Late-October, 2000

A transcendental text combines with strips and illustrations to send secret signals that spark all manner of electrical activity in the brain, and down my spine – that leaves me tingling. Mike Weller can write rings around 'himselves', and others, and in Space Opera casts a spell difficult to resist; wherein things are lent focus, the metre (or something) seduces, and my Anhedonia is interrupted. Always involved and involving, at times such was the suffocating convolution of the read that I fully expected the book to collapse in on itself – in truth, I'd been sucked-in from word one.

Somehow simultaneously deconstructing and constructive, the combination of imagery and text is decidedly jolting, and with seductive child-like luminescence, is often a source of tickling unease. In a sense, Space Opera is a 'powerless fantasy' – like the believer relieved of responsibility by 'the will of God'. Ultimately however, despite the slings and arrows of outrageous fortune, we create the illusion of convenient relief ourselves – it is present only because we allow it. (Perhaps "Get writing, or get written" emerges the book's intrinsic message.)

Space Opera, I think, confirms what we have all suspected in our obliquest moments: that fact is not stranger than fiction; that we have allowed ourselves to be dummified and nothinged into invisibility. Though often confusing (in an endearing way), this is certainly not the impenetrable work a thematic synopsis might suggest. For all the intellectualising this book could generate, it is essentially a spirited, fun read (for adults), that intoxicates in much the same way that the Lee/Kirby Fantastic Four once did. Pretty much then a Negative Zone for the New Millennium!

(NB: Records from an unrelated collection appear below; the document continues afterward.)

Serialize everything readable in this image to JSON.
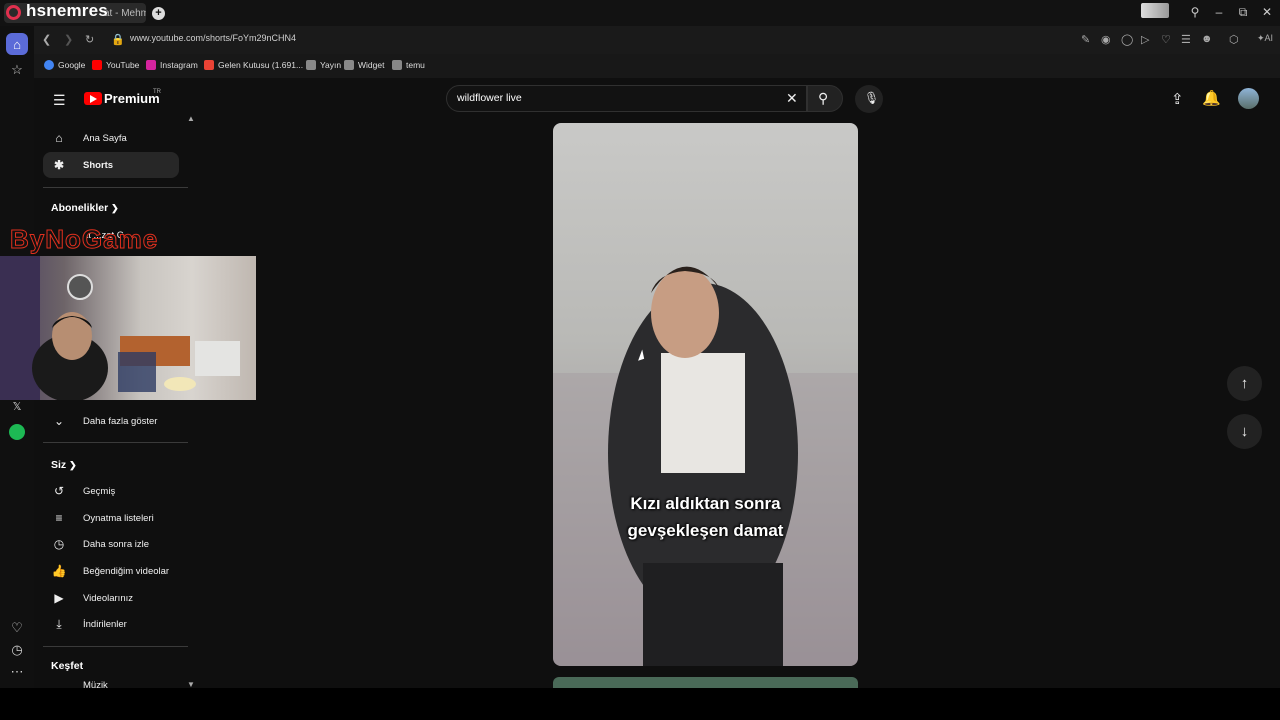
{
  "titlebar": {
    "overlay_name": "hsnemres",
    "tab_title": "at - Mehm",
    "new_tab": "+"
  },
  "addressbar": {
    "url": "www.youtube.com/shorts/FoYm29nCHN4"
  },
  "bookmarks": [
    {
      "label": "Google",
      "icon": "google-icon",
      "color": "#4285f4"
    },
    {
      "label": "YouTube",
      "icon": "youtube-icon",
      "color": "#ff0000"
    },
    {
      "label": "Instagram",
      "icon": "instagram-icon",
      "color": "#d6249f"
    },
    {
      "label": "Gelen Kutusu (1.691...",
      "icon": "gmail-icon",
      "color": "#ea4335"
    },
    {
      "label": "Yayın",
      "icon": "folder-icon",
      "color": "#888888"
    },
    {
      "label": "Widget",
      "icon": "folder-icon",
      "color": "#888888"
    },
    {
      "label": "temu",
      "icon": "folder-icon",
      "color": "#888888"
    }
  ],
  "youtube": {
    "logo_text": "Premium",
    "logo_region": "TR",
    "search_value": "wildflower live",
    "sidebar": {
      "home": "Ana Sayfa",
      "shorts": "Shorts",
      "subscriptions_header": "Abonelikler",
      "subscription_partial": "at ...zat C",
      "show_more": "Daha fazla göster",
      "you_header": "Siz",
      "history": "Geçmiş",
      "playlists": "Oynatma listeleri",
      "watch_later": "Daha sonra izle",
      "liked": "Beğendiğim videolar",
      "your_videos": "Videolarınız",
      "downloads": "İndirilenler",
      "explore_header": "Keşfet",
      "music_partial": "Müzik"
    },
    "short": {
      "caption_line1": "Kızı aldıktan sonra",
      "caption_line2": "gevşekleşen damat"
    }
  },
  "overlay": {
    "logo_text": "ByNoGame"
  },
  "colors": {
    "accent": "#ff0000",
    "opera_active": "#5b6bd8",
    "background": "#0f0f0f"
  }
}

400 A4 pages, £25 (inc. p&p) – check availability at www.homebakedbooks.co.uk